───── Data shown ─────
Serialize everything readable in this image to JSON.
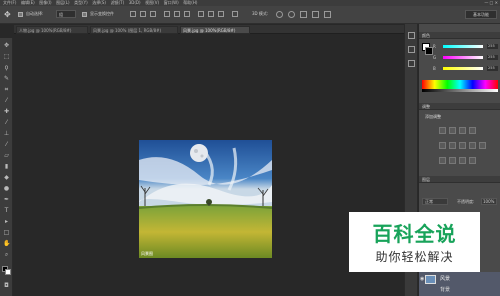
{
  "menubar": {
    "items": [
      "文件(F)",
      "编辑(E)",
      "图像(I)",
      "图层(L)",
      "类型(Y)",
      "选择(S)",
      "滤镜(T)",
      "3D(D)",
      "视图(V)",
      "窗口(W)",
      "帮助(H)"
    ]
  },
  "window_controls": "— □ ✕",
  "options": {
    "auto_select_label": "自动选择:",
    "auto_select_value": "组",
    "show_transform_label": "显示变换控件",
    "mode_3d_label": "3D 模式:",
    "workspace": "基本功能"
  },
  "tabs": [
    {
      "label": "人物.jpg @ 100%(RGB/8#)",
      "active": false
    },
    {
      "label": "风景.jpg @ 100% (图层 1, RGB/8#)",
      "active": false
    },
    {
      "label": "风景.jpg @ 100%(RGB/8#)",
      "active": true
    }
  ],
  "color_panel": {
    "header": "颜色",
    "r_label": "R",
    "g_label": "G",
    "b_label": "B",
    "r_value": "255",
    "g_value": "255",
    "b_value": "255"
  },
  "adjustments_panel": {
    "header": "调整",
    "subtitle": "添加调整"
  },
  "layers_panel": {
    "header": "图层",
    "mode": "正常",
    "opacity_label": "不透明度:",
    "opacity_value": "100%",
    "layer_name": "风景",
    "layer_sub": "背景"
  },
  "watermark": {
    "title": "百科全说",
    "subtitle": "助你轻松解决"
  },
  "photo": {
    "caption": "风景图"
  }
}
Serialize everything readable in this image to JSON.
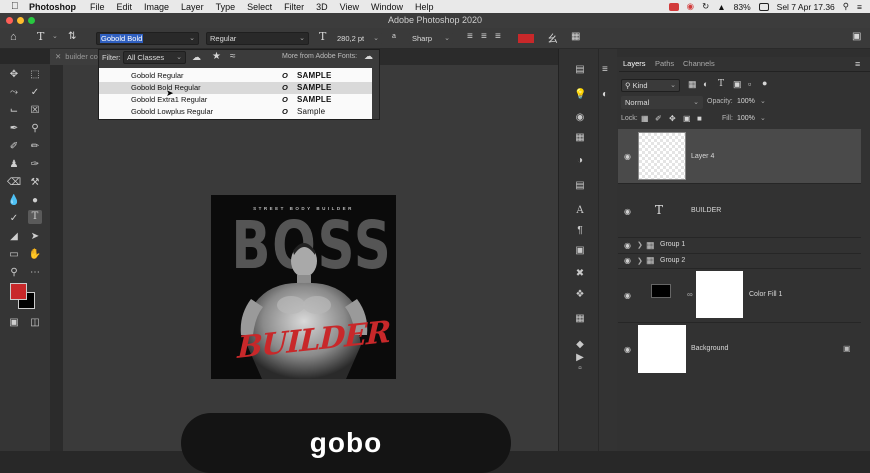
{
  "menubar": {
    "app": "Photoshop",
    "items": [
      "File",
      "Edit",
      "Image",
      "Layer",
      "Type",
      "Select",
      "Filter",
      "3D",
      "View",
      "Window",
      "Help"
    ],
    "battery": "83%",
    "datetime": "Sel 7 Apr  17.36"
  },
  "window_title": "Adobe Photoshop 2020",
  "options": {
    "font_family": "Gobold Bold",
    "font_style": "Regular",
    "font_size": "280,2 pt",
    "antialias": "Sharp",
    "color": "#c8282a"
  },
  "font_popup": {
    "filter_label": "Filter:",
    "filter_value": "All Classes",
    "more_fonts": "More from Adobe Fonts:",
    "fonts": [
      {
        "name": "Gobold Regular",
        "icon": "O",
        "sample": "SAMPLE"
      },
      {
        "name": "Gobold Bold Regular",
        "icon": "O",
        "sample": "SAMPLE"
      },
      {
        "name": "Gobold Extra1 Regular",
        "icon": "O",
        "sample": "SAMPLE"
      },
      {
        "name": "Gobold Lowplus Regular",
        "icon": "O",
        "sample": "Sample"
      }
    ]
  },
  "doc_tab": "builder co",
  "artwork": {
    "subtitle": "STREET BODY BUILDER",
    "headline": "BOSS",
    "script": "BUILDER"
  },
  "panels": {
    "tabs": [
      "Layers",
      "Paths",
      "Channels"
    ],
    "kind": "Kind",
    "blend": "Normal",
    "opacity_label": "Opacity:",
    "opacity": "100%",
    "lock_label": "Lock:",
    "fill_label": "Fill:",
    "fill": "100%",
    "layers": [
      "Layer 4",
      "BUILDER",
      "Group 1",
      "Group 2",
      "Color Fill 1",
      "Background"
    ]
  },
  "overlay_text": "gobo",
  "colors": {
    "foreground": "#c8282a",
    "background": "#000000"
  }
}
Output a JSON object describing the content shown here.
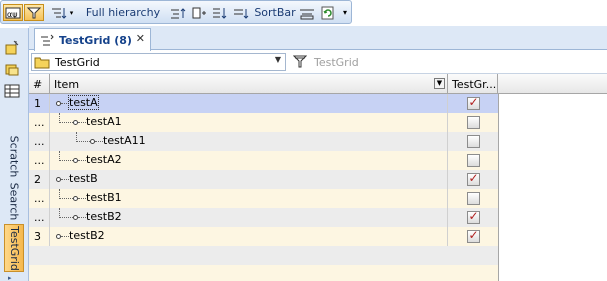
{
  "toolbar": {
    "full_hierarchy": "Full hierarchy",
    "sortbar": "SortBar"
  },
  "sidebar": {
    "tabs": [
      "Scratch",
      "Search",
      "TestGrid"
    ]
  },
  "tab": {
    "title": "TestGrid (8)",
    "close": "✕"
  },
  "combo": {
    "value": "TestGrid",
    "filter_placeholder": "TestGrid"
  },
  "grid": {
    "columns": [
      "#",
      "Item",
      "TestGr..."
    ],
    "rows": [
      {
        "num": "1",
        "label": "testA",
        "checked": true
      },
      {
        "num": "...",
        "label": "testA1",
        "checked": false
      },
      {
        "num": "...",
        "label": "testA11",
        "checked": false
      },
      {
        "num": "...",
        "label": "testA2",
        "checked": false
      },
      {
        "num": "2",
        "label": "testB",
        "checked": true
      },
      {
        "num": "...",
        "label": "testB1",
        "checked": false
      },
      {
        "num": "...",
        "label": "testB2",
        "checked": true
      },
      {
        "num": "3",
        "label": "testB2",
        "checked": true
      }
    ]
  },
  "colors": {
    "row_a": "#fdf6e2",
    "row_b": "#ececec",
    "selected_row": "#c7d2f4",
    "accent": "#15428b"
  }
}
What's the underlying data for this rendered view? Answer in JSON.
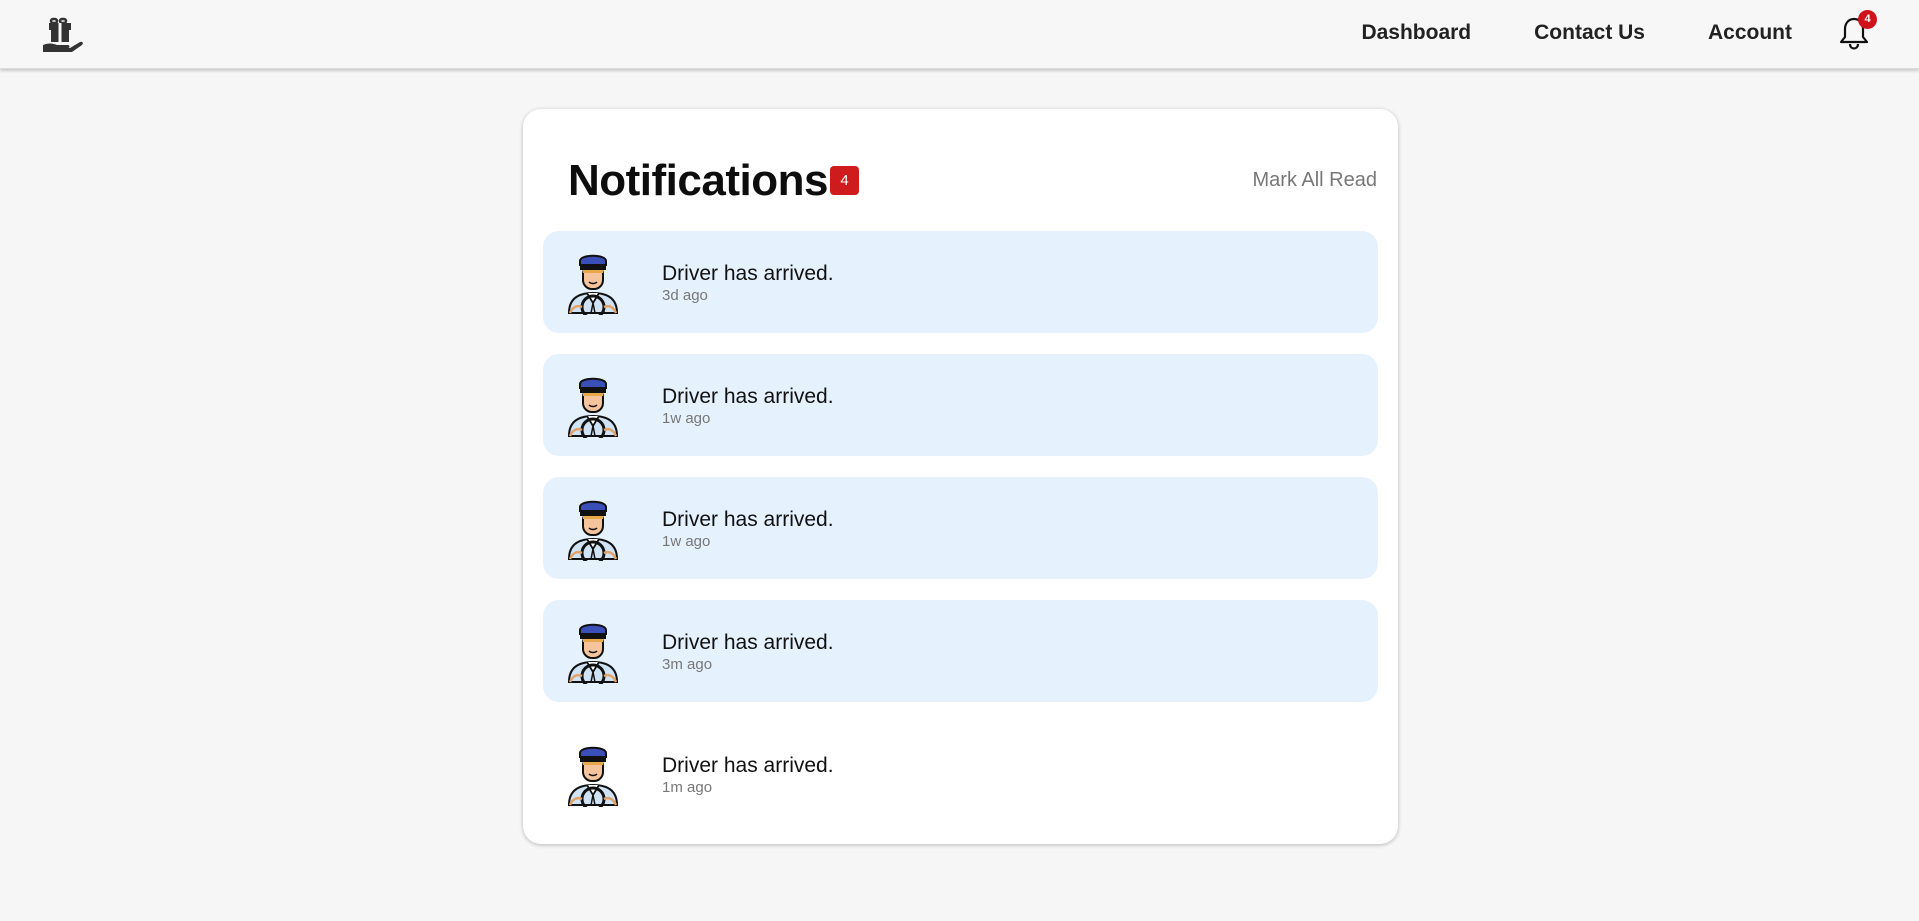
{
  "header": {
    "logo_icon": "gift-in-hand-icon",
    "nav": [
      {
        "label": "Dashboard"
      },
      {
        "label": "Contact Us"
      },
      {
        "label": "Account"
      }
    ],
    "bell_icon": "bell-icon",
    "bell_count": "4"
  },
  "card": {
    "title": "Notifications",
    "unread_count": "4",
    "mark_all_label": "Mark All Read"
  },
  "notifications": [
    {
      "message": "Driver has arrived.",
      "time": "3d ago",
      "unread": true,
      "avatar_icon": "driver-avatar-icon"
    },
    {
      "message": "Driver has arrived.",
      "time": "1w ago",
      "unread": true,
      "avatar_icon": "driver-avatar-icon"
    },
    {
      "message": "Driver has arrived.",
      "time": "1w ago",
      "unread": true,
      "avatar_icon": "driver-avatar-icon"
    },
    {
      "message": "Driver has arrived.",
      "time": "3m ago",
      "unread": true,
      "avatar_icon": "driver-avatar-icon"
    },
    {
      "message": "Driver has arrived.",
      "time": "1m ago",
      "unread": false,
      "avatar_icon": "driver-avatar-icon"
    }
  ],
  "colors": {
    "unread_bg": "#e5f1fd",
    "badge_red": "#cf1b1b",
    "page_bg": "#f6f6f6"
  }
}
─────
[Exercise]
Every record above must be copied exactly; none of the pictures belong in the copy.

[Task answer]
Serialize everything readable in this image to JSON.
{
  "menubar": {
    "items": [
      "文件(F)",
      "编辑(E)",
      "图像(I)",
      "图层(L)",
      "类型(Y)",
      "选择(S)",
      "滤镜(T)",
      "3D(D)",
      "视图(V)",
      "窗口(W)",
      "帮助(H)"
    ]
  },
  "window_controls": "— □ ✕",
  "options": {
    "auto_select_label": "自动选择:",
    "auto_select_value": "组",
    "show_transform_label": "显示变换控件",
    "mode_3d_label": "3D 模式:",
    "workspace": "基本功能"
  },
  "tabs": [
    {
      "label": "人物.jpg @ 100%(RGB/8#)",
      "active": false
    },
    {
      "label": "风景.jpg @ 100% (图层 1, RGB/8#)",
      "active": false
    },
    {
      "label": "风景.jpg @ 100%(RGB/8#)",
      "active": true
    }
  ],
  "color_panel": {
    "header": "颜色",
    "r_label": "R",
    "g_label": "G",
    "b_label": "B",
    "r_value": "255",
    "g_value": "255",
    "b_value": "255"
  },
  "adjustments_panel": {
    "header": "调整",
    "subtitle": "添加调整"
  },
  "layers_panel": {
    "header": "图层",
    "mode": "正常",
    "opacity_label": "不透明度:",
    "opacity_value": "100%",
    "layer_name": "风景",
    "layer_sub": "背景"
  },
  "watermark": {
    "title": "百科全说",
    "subtitle": "助你轻松解决"
  },
  "photo": {
    "caption": "风景图"
  }
}
Serialize everything readable in this image to JSON.
{
  "menubar": {
    "app": "Photoshop",
    "items": [
      "File",
      "Edit",
      "Image",
      "Layer",
      "Type",
      "Select",
      "Filter",
      "3D",
      "View",
      "Window",
      "Help"
    ],
    "battery": "83%",
    "datetime": "Sel 7 Apr  17.36"
  },
  "window_title": "Adobe Photoshop 2020",
  "options": {
    "font_family": "Gobold Bold",
    "font_style": "Regular",
    "font_size": "280,2 pt",
    "antialias": "Sharp",
    "color": "#c8282a"
  },
  "font_popup": {
    "filter_label": "Filter:",
    "filter_value": "All Classes",
    "more_fonts": "More from Adobe Fonts:",
    "fonts": [
      {
        "name": "Gobold Regular",
        "icon": "O",
        "sample": "SAMPLE"
      },
      {
        "name": "Gobold Bold Regular",
        "icon": "O",
        "sample": "SAMPLE"
      },
      {
        "name": "Gobold Extra1 Regular",
        "icon": "O",
        "sample": "SAMPLE"
      },
      {
        "name": "Gobold Lowplus Regular",
        "icon": "O",
        "sample": "Sample"
      }
    ]
  },
  "doc_tab": "builder co",
  "artwork": {
    "subtitle": "STREET BODY BUILDER",
    "headline": "BOSS",
    "script": "BUILDER"
  },
  "panels": {
    "tabs": [
      "Layers",
      "Paths",
      "Channels"
    ],
    "kind": "Kind",
    "blend": "Normal",
    "opacity_label": "Opacity:",
    "opacity": "100%",
    "lock_label": "Lock:",
    "fill_label": "Fill:",
    "fill": "100%",
    "layers": [
      "Layer 4",
      "BUILDER",
      "Group 1",
      "Group 2",
      "Color Fill 1",
      "Background"
    ]
  },
  "overlay_text": "gobo",
  "colors": {
    "foreground": "#c8282a",
    "background": "#000000"
  }
}
Output a JSON object describing the content shown here.
{
  "toolbar": {
    "full_hierarchy": "Full hierarchy",
    "sortbar": "SortBar"
  },
  "sidebar": {
    "tabs": [
      "Scratch",
      "Search",
      "TestGrid"
    ]
  },
  "tab": {
    "title": "TestGrid (8)",
    "close": "✕"
  },
  "combo": {
    "value": "TestGrid",
    "filter_placeholder": "TestGrid"
  },
  "grid": {
    "columns": [
      "#",
      "Item",
      "TestGr..."
    ],
    "rows": [
      {
        "num": "1",
        "label": "testA",
        "checked": true
      },
      {
        "num": "...",
        "label": "testA1",
        "checked": false
      },
      {
        "num": "...",
        "label": "testA11",
        "checked": false
      },
      {
        "num": "...",
        "label": "testA2",
        "checked": false
      },
      {
        "num": "2",
        "label": "testB",
        "checked": true
      },
      {
        "num": "...",
        "label": "testB1",
        "checked": false
      },
      {
        "num": "...",
        "label": "testB2",
        "checked": true
      },
      {
        "num": "3",
        "label": "testB2",
        "checked": true
      }
    ]
  },
  "colors": {
    "row_a": "#fdf6e2",
    "row_b": "#ececec",
    "selected_row": "#c7d2f4",
    "accent": "#15428b"
  }
}
What's the underlying data for this rendered view? Answer in JSON.
{
  "header": {
    "logo_icon": "gift-in-hand-icon",
    "nav": [
      {
        "label": "Dashboard"
      },
      {
        "label": "Contact Us"
      },
      {
        "label": "Account"
      }
    ],
    "bell_icon": "bell-icon",
    "bell_count": "4"
  },
  "card": {
    "title": "Notifications",
    "unread_count": "4",
    "mark_all_label": "Mark All Read"
  },
  "notifications": [
    {
      "message": "Driver has arrived.",
      "time": "3d ago",
      "unread": true,
      "avatar_icon": "driver-avatar-icon"
    },
    {
      "message": "Driver has arrived.",
      "time": "1w ago",
      "unread": true,
      "avatar_icon": "driver-avatar-icon"
    },
    {
      "message": "Driver has arrived.",
      "time": "1w ago",
      "unread": true,
      "avatar_icon": "driver-avatar-icon"
    },
    {
      "message": "Driver has arrived.",
      "time": "3m ago",
      "unread": true,
      "avatar_icon": "driver-avatar-icon"
    },
    {
      "message": "Driver has arrived.",
      "time": "1m ago",
      "unread": false,
      "avatar_icon": "driver-avatar-icon"
    }
  ],
  "colors": {
    "unread_bg": "#e5f1fd",
    "badge_red": "#cf1b1b",
    "page_bg": "#f6f6f6"
  }
}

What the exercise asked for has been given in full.